GNS was formed to make precision medicine a reality by identifying the right treatment for the right patient at the right time. This has been our mission since 2000. Patients don’t want to see results at a population level. They don’t want treatment based on a hypothetical average patient. They want personalized care treatment plans that will take into consideration who they are as a unique individual, from their genomic and genetic data to their social determinants of health. 

I see this field leading to something truly transformative—the ability to deliver precise care and predict the right intervention at the right time in a patient’s disease trajectory. If we can do that, we can save people like Elizabeth Kauffman and my cousin from untimely deaths.  

Slone Partners: Much is being made about wearables, implantables, portable digital health records, and other technologies that empower patients more and more. As hardware, data and software continue to exponentially evolve and converge, what’s your utopian view of the patient “symptom-to-diagnosis-to-treatment-to-cure” experience 25 or even 50 years from now? 

Mr. Hill: Health data is only going to grow and become more refined, complete and tangible. The computing power is only going to become faster and more powerful, and AI technology will continue to get smarter.  This means that we have the opportunity to discover more insights about disease, unravel human biology and make a significant impact on the health of patients.

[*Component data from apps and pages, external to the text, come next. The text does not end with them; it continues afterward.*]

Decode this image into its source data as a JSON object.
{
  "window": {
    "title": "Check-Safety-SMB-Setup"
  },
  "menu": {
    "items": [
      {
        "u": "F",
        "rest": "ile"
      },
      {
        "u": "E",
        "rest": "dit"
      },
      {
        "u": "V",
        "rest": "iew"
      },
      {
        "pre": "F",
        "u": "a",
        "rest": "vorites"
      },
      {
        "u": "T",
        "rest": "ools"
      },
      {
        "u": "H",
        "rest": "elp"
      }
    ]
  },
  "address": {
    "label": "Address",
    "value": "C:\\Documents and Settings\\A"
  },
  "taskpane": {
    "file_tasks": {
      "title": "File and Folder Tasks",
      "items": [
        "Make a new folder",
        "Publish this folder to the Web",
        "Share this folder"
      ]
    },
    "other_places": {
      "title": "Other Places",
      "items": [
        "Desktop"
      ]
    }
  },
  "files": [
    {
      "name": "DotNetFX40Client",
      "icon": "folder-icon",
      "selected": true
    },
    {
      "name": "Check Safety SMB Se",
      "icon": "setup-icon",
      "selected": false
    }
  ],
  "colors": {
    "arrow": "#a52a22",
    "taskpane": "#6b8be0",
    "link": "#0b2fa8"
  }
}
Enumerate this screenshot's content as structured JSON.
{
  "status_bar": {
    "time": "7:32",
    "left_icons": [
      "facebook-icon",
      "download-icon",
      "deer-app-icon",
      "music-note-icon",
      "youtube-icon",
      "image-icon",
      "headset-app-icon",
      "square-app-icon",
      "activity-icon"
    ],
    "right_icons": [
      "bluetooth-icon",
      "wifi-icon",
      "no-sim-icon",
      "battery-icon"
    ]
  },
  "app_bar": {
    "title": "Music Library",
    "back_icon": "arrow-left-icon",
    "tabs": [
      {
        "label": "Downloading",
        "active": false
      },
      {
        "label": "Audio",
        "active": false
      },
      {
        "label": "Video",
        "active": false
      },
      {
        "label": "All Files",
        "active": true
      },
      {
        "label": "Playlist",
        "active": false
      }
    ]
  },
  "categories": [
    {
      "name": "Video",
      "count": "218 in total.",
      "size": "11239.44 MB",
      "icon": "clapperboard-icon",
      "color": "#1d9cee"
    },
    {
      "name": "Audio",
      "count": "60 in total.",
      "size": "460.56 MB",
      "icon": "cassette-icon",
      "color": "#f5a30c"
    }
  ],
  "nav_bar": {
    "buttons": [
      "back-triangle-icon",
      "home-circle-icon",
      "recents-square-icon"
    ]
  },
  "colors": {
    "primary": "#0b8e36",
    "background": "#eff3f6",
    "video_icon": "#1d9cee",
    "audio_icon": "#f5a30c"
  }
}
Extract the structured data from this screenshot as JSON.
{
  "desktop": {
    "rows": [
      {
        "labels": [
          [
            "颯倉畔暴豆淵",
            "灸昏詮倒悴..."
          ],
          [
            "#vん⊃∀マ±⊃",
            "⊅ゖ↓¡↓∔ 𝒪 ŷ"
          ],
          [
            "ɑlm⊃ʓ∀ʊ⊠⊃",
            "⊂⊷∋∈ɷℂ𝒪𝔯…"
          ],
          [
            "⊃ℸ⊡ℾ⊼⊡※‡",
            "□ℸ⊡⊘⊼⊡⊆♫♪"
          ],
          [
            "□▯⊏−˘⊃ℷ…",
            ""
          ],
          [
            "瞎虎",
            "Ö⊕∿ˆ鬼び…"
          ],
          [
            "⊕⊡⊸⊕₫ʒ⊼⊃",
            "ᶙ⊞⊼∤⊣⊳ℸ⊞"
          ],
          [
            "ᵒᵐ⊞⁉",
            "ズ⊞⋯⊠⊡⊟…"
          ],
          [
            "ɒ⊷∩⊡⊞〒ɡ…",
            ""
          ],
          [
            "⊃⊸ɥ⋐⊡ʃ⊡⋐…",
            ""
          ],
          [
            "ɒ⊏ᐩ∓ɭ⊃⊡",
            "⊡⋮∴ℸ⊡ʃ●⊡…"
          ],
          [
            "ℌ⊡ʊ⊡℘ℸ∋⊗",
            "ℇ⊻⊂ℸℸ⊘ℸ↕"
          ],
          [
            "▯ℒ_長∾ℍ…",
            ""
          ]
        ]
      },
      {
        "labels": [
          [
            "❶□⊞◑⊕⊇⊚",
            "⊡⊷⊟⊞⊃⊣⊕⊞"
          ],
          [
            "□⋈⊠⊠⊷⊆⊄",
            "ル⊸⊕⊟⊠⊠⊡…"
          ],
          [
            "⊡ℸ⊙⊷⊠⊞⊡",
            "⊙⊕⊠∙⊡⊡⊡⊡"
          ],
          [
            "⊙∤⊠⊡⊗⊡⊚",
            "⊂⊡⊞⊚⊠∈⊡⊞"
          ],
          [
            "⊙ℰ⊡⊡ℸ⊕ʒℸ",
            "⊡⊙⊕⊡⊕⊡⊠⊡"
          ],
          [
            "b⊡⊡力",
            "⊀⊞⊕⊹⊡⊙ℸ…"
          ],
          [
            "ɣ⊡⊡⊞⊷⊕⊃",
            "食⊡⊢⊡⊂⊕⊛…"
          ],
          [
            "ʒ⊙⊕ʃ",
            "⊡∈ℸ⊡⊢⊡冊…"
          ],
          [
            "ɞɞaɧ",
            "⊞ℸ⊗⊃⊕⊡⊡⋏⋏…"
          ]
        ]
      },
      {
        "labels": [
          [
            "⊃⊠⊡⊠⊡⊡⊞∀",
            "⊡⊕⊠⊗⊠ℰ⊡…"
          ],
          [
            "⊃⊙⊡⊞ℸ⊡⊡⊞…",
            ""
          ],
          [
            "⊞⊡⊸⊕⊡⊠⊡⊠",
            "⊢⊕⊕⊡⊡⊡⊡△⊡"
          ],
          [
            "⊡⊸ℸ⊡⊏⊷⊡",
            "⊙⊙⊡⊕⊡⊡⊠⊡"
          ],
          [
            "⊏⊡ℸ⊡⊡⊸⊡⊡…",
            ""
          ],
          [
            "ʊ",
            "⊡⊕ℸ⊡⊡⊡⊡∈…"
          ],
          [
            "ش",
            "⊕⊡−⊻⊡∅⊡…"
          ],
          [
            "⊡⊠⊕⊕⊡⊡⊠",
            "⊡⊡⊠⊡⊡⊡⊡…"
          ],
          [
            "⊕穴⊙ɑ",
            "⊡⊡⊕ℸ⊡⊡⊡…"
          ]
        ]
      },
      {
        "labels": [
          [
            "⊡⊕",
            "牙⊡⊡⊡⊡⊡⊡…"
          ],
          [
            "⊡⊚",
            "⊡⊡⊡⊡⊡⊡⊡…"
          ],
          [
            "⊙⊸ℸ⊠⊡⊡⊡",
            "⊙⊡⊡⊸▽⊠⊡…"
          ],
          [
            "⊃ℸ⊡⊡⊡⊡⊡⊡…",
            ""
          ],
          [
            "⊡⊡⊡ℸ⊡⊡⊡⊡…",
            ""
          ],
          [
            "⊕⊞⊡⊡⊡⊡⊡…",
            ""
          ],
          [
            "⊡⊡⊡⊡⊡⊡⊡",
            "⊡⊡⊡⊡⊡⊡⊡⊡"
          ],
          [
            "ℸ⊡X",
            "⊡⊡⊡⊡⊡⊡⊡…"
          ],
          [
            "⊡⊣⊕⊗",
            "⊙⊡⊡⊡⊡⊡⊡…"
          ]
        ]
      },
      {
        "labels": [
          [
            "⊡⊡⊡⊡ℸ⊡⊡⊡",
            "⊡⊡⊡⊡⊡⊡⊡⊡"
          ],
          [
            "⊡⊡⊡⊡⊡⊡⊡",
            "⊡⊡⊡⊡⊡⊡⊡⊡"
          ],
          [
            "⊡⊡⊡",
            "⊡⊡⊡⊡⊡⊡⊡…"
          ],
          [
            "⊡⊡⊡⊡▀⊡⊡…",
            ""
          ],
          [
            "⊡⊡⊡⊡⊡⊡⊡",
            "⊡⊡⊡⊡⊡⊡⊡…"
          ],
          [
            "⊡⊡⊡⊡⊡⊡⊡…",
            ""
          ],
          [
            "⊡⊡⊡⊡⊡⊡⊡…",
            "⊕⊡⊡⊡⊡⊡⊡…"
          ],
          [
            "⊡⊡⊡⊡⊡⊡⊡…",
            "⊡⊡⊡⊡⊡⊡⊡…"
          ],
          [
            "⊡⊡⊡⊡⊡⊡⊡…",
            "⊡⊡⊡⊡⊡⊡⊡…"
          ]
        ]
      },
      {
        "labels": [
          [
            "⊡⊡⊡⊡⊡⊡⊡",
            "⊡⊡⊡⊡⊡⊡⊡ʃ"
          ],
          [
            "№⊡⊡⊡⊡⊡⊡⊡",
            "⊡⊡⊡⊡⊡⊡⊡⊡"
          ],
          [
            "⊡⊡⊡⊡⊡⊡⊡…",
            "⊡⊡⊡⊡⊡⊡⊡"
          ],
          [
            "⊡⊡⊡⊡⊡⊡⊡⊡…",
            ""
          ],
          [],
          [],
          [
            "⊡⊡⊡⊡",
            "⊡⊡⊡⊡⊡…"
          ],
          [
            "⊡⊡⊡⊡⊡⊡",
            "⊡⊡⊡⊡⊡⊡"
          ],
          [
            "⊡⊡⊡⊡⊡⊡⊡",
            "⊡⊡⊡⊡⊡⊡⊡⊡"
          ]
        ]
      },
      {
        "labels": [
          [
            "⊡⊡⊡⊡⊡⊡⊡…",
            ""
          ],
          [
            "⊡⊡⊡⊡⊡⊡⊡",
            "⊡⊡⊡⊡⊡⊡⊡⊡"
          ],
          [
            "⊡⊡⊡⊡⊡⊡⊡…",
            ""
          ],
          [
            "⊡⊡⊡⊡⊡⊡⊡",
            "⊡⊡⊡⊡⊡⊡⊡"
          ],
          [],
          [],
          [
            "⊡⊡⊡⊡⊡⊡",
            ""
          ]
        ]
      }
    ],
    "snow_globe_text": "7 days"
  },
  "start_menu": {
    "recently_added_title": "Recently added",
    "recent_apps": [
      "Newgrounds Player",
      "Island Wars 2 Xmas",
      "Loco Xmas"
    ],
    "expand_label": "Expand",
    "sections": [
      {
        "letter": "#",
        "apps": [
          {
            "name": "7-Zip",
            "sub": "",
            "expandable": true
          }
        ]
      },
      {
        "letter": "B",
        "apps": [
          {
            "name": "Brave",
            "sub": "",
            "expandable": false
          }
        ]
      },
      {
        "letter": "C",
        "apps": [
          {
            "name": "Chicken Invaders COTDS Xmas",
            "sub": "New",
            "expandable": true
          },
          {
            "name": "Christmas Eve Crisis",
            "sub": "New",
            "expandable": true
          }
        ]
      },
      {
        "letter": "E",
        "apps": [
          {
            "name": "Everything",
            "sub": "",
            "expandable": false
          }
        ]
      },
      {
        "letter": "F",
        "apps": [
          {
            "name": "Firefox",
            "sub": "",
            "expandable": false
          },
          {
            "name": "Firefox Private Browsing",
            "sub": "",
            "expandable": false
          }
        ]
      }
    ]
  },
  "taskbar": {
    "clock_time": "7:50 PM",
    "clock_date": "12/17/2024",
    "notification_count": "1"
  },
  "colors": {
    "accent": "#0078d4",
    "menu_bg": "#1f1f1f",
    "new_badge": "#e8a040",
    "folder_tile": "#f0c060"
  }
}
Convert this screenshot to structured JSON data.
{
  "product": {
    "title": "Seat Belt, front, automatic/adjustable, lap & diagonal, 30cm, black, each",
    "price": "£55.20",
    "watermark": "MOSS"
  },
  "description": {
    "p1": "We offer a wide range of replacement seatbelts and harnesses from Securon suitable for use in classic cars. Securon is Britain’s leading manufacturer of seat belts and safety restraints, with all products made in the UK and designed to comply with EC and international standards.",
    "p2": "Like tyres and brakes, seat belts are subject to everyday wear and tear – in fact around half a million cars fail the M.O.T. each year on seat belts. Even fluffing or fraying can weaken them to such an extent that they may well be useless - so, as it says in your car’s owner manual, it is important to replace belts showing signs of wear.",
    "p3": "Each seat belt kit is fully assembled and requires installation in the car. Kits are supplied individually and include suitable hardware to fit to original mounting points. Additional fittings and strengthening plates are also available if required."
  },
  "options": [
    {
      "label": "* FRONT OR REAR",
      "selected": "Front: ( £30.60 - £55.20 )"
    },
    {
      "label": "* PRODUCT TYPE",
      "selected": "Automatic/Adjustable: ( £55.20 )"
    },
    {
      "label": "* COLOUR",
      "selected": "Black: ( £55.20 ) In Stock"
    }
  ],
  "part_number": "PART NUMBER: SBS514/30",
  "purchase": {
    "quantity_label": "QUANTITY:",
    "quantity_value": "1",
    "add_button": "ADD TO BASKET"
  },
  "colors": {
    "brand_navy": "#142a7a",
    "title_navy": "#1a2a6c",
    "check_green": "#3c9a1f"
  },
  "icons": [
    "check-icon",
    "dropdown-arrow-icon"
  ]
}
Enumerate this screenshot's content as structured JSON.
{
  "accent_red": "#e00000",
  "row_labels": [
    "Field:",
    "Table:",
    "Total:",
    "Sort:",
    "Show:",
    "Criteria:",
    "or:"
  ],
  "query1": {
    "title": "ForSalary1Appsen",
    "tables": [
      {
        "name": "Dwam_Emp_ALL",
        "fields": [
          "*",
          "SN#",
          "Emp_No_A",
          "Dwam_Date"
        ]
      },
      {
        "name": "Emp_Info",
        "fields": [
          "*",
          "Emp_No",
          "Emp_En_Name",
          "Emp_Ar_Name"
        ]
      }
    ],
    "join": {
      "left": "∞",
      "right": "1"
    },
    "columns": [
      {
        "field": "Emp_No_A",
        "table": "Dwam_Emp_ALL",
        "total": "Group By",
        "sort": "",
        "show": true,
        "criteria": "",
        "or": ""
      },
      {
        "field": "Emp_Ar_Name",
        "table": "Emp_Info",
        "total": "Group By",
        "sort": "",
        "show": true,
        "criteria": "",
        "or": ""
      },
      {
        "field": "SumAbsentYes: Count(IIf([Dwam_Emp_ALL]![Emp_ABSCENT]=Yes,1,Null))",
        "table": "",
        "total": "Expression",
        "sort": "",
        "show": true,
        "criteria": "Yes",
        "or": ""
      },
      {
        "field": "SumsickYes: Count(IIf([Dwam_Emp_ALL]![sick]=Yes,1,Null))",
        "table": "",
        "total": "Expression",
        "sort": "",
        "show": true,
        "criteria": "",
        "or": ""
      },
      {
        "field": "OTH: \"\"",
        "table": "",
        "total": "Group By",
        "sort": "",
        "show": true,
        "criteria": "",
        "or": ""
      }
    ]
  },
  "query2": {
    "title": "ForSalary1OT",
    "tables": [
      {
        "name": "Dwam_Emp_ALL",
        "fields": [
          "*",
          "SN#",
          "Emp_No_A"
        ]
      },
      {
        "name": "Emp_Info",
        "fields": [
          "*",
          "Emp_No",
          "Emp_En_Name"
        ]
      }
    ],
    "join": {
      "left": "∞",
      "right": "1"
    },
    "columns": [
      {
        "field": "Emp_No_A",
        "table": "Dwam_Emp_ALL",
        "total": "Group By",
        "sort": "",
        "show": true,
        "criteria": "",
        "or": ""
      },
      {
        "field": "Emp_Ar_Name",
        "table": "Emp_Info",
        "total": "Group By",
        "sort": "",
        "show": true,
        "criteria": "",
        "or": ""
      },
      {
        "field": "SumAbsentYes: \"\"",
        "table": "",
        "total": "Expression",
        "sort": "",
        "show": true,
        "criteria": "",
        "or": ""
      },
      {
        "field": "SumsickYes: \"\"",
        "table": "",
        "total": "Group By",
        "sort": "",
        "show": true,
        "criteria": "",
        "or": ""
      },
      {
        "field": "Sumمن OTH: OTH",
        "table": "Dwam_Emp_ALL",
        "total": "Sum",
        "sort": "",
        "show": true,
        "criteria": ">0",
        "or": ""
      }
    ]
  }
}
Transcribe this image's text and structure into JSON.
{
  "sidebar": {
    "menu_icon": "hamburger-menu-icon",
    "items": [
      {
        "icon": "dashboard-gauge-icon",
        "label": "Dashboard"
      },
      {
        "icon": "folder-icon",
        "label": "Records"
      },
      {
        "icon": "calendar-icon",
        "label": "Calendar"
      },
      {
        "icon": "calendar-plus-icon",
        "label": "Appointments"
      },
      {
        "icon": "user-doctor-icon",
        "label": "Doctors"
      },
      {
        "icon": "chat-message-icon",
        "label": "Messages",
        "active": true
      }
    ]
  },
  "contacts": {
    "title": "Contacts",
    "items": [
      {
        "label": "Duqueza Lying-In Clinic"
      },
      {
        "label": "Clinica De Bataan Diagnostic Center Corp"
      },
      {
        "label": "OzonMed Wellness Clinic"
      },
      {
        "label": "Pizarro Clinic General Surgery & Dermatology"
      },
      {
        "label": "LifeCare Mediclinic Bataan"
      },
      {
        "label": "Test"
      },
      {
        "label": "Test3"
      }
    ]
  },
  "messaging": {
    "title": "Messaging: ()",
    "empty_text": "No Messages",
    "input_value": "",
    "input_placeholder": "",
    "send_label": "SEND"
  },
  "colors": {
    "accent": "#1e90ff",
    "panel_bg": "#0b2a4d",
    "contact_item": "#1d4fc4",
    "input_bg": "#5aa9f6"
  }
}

Our ability to tap into patient generated data and fold that into our toolbox is just beginning to show real promise. I joined the board of BioTelemetry, (NASDAQ: BEAT), the largest mobile health information company in the world, because I think this kind of data is becoming increasingly crucial to our understanding of disease. The remote monitoring technology and service that BioTelemetry developed and applies is the current gold standard in detecting irregular heart rhythms and has already expanded to type 2 diabetes. The mobile health information has the potential to enable the earlier detection and prediction of disease events and the ability to intervene and keep the individual out of the hospital, improving health outcomes and saving money. We’re even seeing big consumer tech companies such as Apple collaborating with Biotelemetry and Stanford to impact consumer health on a large scale. I think we will see more of these types of breakthrough partnerships.

In terms of the next 25 or 50 years, I believe we are on a path to cure cancer in the near future. We are getting to the point of being able to precisely target the right treatment intervention based on an individual’s biology and disease. We are seeing more results where patients are living longer, higher quality lives. I think our understanding will continue to grow exponentially over the next half century. And Causal AI with “big data” will get us there.

Slone Partners: What makes you happy personally? 

Mr. Hill: As an entrepreneur and former scientist, my work drives me (there are people in my life who think I work too much). I truly love what I do. The progress we continue to make as a company on a big mission that really matters, and the enthusiasm of our team is what gets me out of bed each morning. Other than that, I’ve played tennis competitively for most of my life and still enjoy getting out on the court, as well as biking, hanging out on Martha’s Vineyard or Dominica, and going to Big Boys Camp on Green’s Island Maine.